My new "Think Again" column is called “The Era of the ‘One Percent’” and it’s here.
There’s a Le Monde Diplomatique podcast about my new article in that paper, here.
Oh, and this for The Guardian on "Occupy Wall Street."
I went to a few events at The New Yorker festival last weekend. By far the most interesting was David Remnick’s interview of Jonathan Franzen. (I am a big Franzen booster.) Anyway, it was all pretty interesting, but the moment of actual drama came when Franzen was discussing David Foster Wallace and told Remnick that Wallace felt free to make stuff up for his non-fiction, including, particularly his famous cruise piece for Harper’s. Assuming that’s true, it makes my not-nearly-as famous cruise piece for The Nation (“Heart of Whiteness,” about the National Review cruise to Alaska) perhaps the funniest piece in recent history about a cruise that is also true. I know that it’s not for me to say, but it was funny, thanks in large measure to how funny those National Review folks were. But anyway, I’m not sure Franzen should have said it, and Remnick appeared awfully surprised, but he also mentioned that Wallace never published any non-fiction in The New Yorker.
The other news is that Franzen is writing a four-season, thirty-year version of The Corrections for HBO.
So I went to see George Thorgood last week at BB King’s, for the first time since I saw him at the Bottom Line in 1977 or so. First thing that happened was the guy next to me wanted to discuss Neitzsche, I swear. (He was ABD in German intellectual history, I think.) When I told him I was partial to Gramsci in certain circumstances, he lost interest. Anyway, Thorogood. Well, the set has hardly changed since I last saw it. That was just fine with me, the old songs are still great and George still plays ‘em like they’re new. Still, he’s got a new cd which is a tribute to Chess Records, appropriately called “2120 South Michigan Ave” which could have used a bit more love, since it’s pretty great too.
But on to the main events. This being the season when the record companies are readying their holiday big ticket items, there are a quite a few of them. So get your wallets ready for:
Pink Floyd: The Discovery Studio Album Box Set

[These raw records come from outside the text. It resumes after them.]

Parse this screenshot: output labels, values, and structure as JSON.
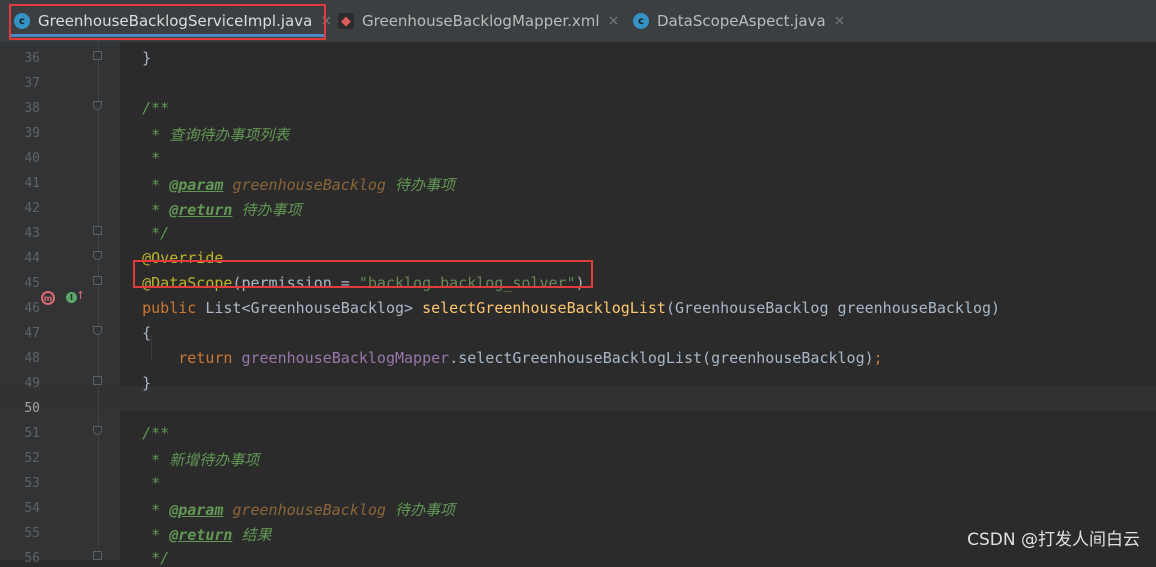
{
  "tabs": [
    {
      "label": "GreenhouseBacklogServiceImpl.java",
      "icon": "java-class-icon",
      "active": true
    },
    {
      "label": "GreenhouseBacklogMapper.xml",
      "icon": "xml-mapper-icon",
      "active": false
    },
    {
      "label": "DataScopeAspect.java",
      "icon": "java-class-icon",
      "active": false
    }
  ],
  "tab_icon_letter": "c",
  "close_glyph": "×",
  "lines": [
    {
      "n": "36",
      "tokens": [
        [
          "plain",
          "    }"
        ]
      ]
    },
    {
      "n": "37",
      "tokens": []
    },
    {
      "n": "38",
      "tokens": [
        [
          "com",
          "    /**"
        ]
      ]
    },
    {
      "n": "39",
      "tokens": [
        [
          "com",
          "     * 查询待办事项列表"
        ]
      ]
    },
    {
      "n": "40",
      "tokens": [
        [
          "com",
          "     *"
        ]
      ]
    },
    {
      "n": "41",
      "tokens": [
        [
          "com",
          "     * "
        ],
        [
          "tag",
          "@param"
        ],
        [
          "com",
          " "
        ],
        [
          "param",
          "greenhouseBacklog"
        ],
        [
          "com",
          " 待办事项"
        ]
      ]
    },
    {
      "n": "42",
      "tokens": [
        [
          "com",
          "     * "
        ],
        [
          "tag",
          "@return"
        ],
        [
          "com",
          " 待办事项"
        ]
      ]
    },
    {
      "n": "43",
      "tokens": [
        [
          "com",
          "     */"
        ]
      ]
    },
    {
      "n": "44",
      "tokens": [
        [
          "ann",
          "    @Override"
        ]
      ]
    },
    {
      "n": "45",
      "tokens": [
        [
          "ann",
          "    @DataScope"
        ],
        [
          "plain",
          "(permission = "
        ],
        [
          "str",
          "\"backlog.backlog_solver\""
        ],
        [
          "plain",
          ")"
        ]
      ]
    },
    {
      "n": "46",
      "tokens": [
        [
          "kw",
          "    public "
        ],
        [
          "plain",
          "List<GreenhouseBacklog> "
        ],
        [
          "fn",
          "selectGreenhouseBacklogList"
        ],
        [
          "plain",
          "(GreenhouseBacklog greenhouseBacklog)"
        ]
      ]
    },
    {
      "n": "47",
      "tokens": [
        [
          "plain",
          "    {"
        ]
      ]
    },
    {
      "n": "48",
      "tokens": [
        [
          "kw",
          "        return "
        ],
        [
          "field",
          "greenhouseBacklogMapper"
        ],
        [
          "plain",
          ".selectGreenhouseBacklogList(greenhouseBacklog)"
        ],
        [
          "kw",
          ";"
        ]
      ]
    },
    {
      "n": "49",
      "tokens": [
        [
          "plain",
          "    }"
        ]
      ]
    },
    {
      "n": "50",
      "tokens": []
    },
    {
      "n": "51",
      "tokens": [
        [
          "com",
          "    /**"
        ]
      ]
    },
    {
      "n": "52",
      "tokens": [
        [
          "com",
          "     * 新增待办事项"
        ]
      ]
    },
    {
      "n": "53",
      "tokens": [
        [
          "com",
          "     *"
        ]
      ]
    },
    {
      "n": "54",
      "tokens": [
        [
          "com",
          "     * "
        ],
        [
          "tag",
          "@param"
        ],
        [
          "com",
          " "
        ],
        [
          "param",
          "greenhouseBacklog"
        ],
        [
          "com",
          " 待办事项"
        ]
      ]
    },
    {
      "n": "55",
      "tokens": [
        [
          "com",
          "     * "
        ],
        [
          "tag",
          "@return"
        ],
        [
          "com",
          " 结果"
        ]
      ]
    },
    {
      "n": "56",
      "tokens": [
        [
          "com",
          "     */"
        ]
      ]
    }
  ],
  "current_line": "50",
  "gutter_icons": {
    "method_marker": "m",
    "implements_marker": "I",
    "arrow": "↑"
  },
  "watermark": "CSDN @打发人间白云",
  "colors": {
    "background": "#2b2b2b",
    "keyword": "#cc7832",
    "annotation": "#bbb529",
    "string": "#6a8759",
    "comment": "#629755",
    "highlight_box": "#e23b3b"
  }
}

I have done my due diligence, people, and listened to every single one of these. 14 albums—all of their studio work– digitally remastered by James Guthrie. They sound just incredible and are, believe it or not, rather modestly packaged to fit into a nice box with a booklet devoted to Floydish artwork and full lyrics to all the albums in the sleeves. (Packaging and booklets created by the band’s long-time artwork collaborator Storm Thorgerson).